## Gibbs Free Energy Problem on pg 39

$\Delta G^{\circ}= \Delta H^{\circ} - T \Delta S^{\circ}$

$\Delta G^{\circ}= -RT\ln K$

$\Delta G^{\circ}= \sum \Delta G_{f}^{\circ}(products) - \sum \Delta G_{f}^{\circ}(reactants)$

Jasmine_Esparza_2A
Posts: 12
Joined: Wed Sep 21, 2016 2:58 pm
Been upvoted: 1 time

### Gibbs Free Energy Problem on pg 39

On page 39 in the course reader, there is an example problem Lavelle went over. It says that deltaG is equal to zero.

Why does the delta G equal to zero?

Angela To 2B
Posts: 20
Joined: Wed Sep 21, 2016 2:55 pm

### Re: Gibbs Free Energy Problem on pg 39

In the example, you are trying to find the temperature at which the reaction is spontaneous. That's when delta G is negative. We set delta G to zero in order to find the temperature at which delta G is zero. In this case, that temperature was 333K. This means that for the reaction to be spontaneous, or delta G negative, the temperature would have to be greater than 333K. In other words, we set delta G to find the temperature. I hope this helps!

nicoleclarke_lec1M
Posts: 25
Joined: Sat Jul 09, 2016 3:00 am

### Re: Gibbs Free Energy Problem on pg 39

In this example, (delta)G would equal zero because that is the temperature at which (delta)H=T*(delta)S. The reason we want this exact value is that any temperature above this value will be just enough to make the latter half of the equation (the T*deltaS part) a higher number than the deltaH value. So, if you are subtracting a bigger number from a smaller one, your answer (the deltaG) will be negative. This is essential in order to have a spontaneous reaction.

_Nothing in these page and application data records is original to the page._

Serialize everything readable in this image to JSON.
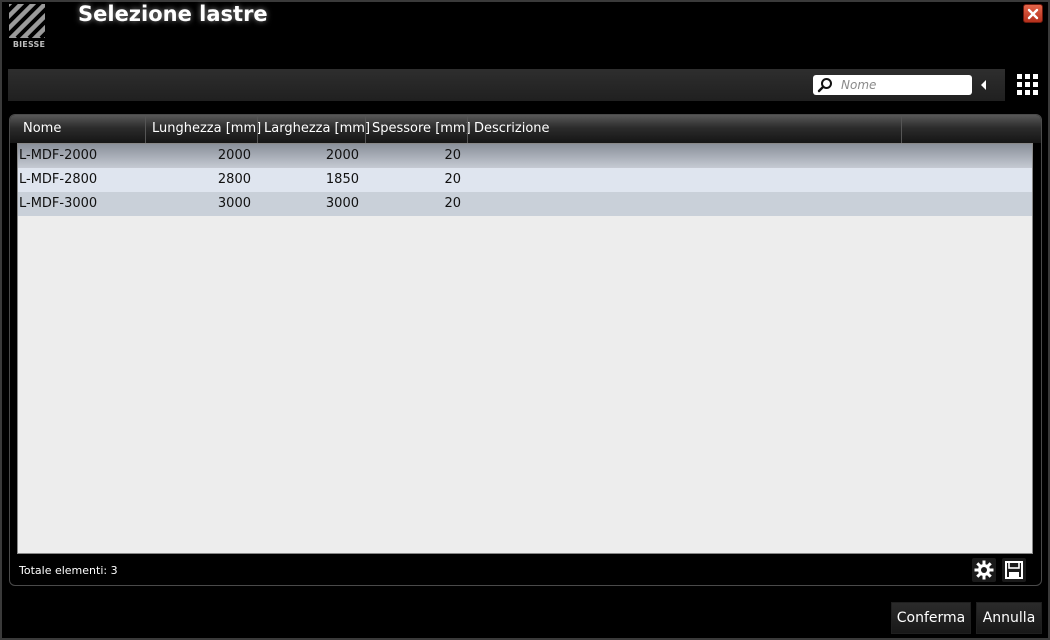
{
  "window": {
    "title": "Selezione lastre",
    "logo_text": "BIESSE"
  },
  "search": {
    "placeholder": "Nome"
  },
  "table": {
    "columns": [
      "Nome",
      "Lunghezza [mm]",
      "Larghezza [mm]",
      "Spessore [mm]",
      "Descrizione"
    ],
    "rows": [
      {
        "nome": "L-MDF-2000",
        "lunghezza": "2000",
        "larghezza": "2000",
        "spessore": "20",
        "descrizione": ""
      },
      {
        "nome": "L-MDF-2800",
        "lunghezza": "2800",
        "larghezza": "1850",
        "spessore": "20",
        "descrizione": ""
      },
      {
        "nome": "L-MDF-3000",
        "lunghezza": "3000",
        "larghezza": "3000",
        "spessore": "20",
        "descrizione": ""
      }
    ]
  },
  "footer": {
    "total_label": "Totale elementi: 3"
  },
  "buttons": {
    "confirm": "Conferma",
    "cancel": "Annulla"
  },
  "icons": {
    "logo": "biesse-logo-icon",
    "close": "close-icon",
    "search": "search-icon",
    "collapse": "chevron-left-icon",
    "view_grid": "grid-icon",
    "settings": "gear-icon",
    "save": "floppy-save-icon"
  },
  "colors": {
    "close_button": "#c0392b",
    "selected_row": "#8a909a",
    "row_alt_light": "#dfe5ef",
    "row_alt_dark": "#c9d0d9",
    "grid_background": "#ededed"
  }
}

He also mentioned in class that this is considered the boiling point; at any phase change, the energy levels are the same so therefore there would be no change in energy (no deltaG).

Hope this helps.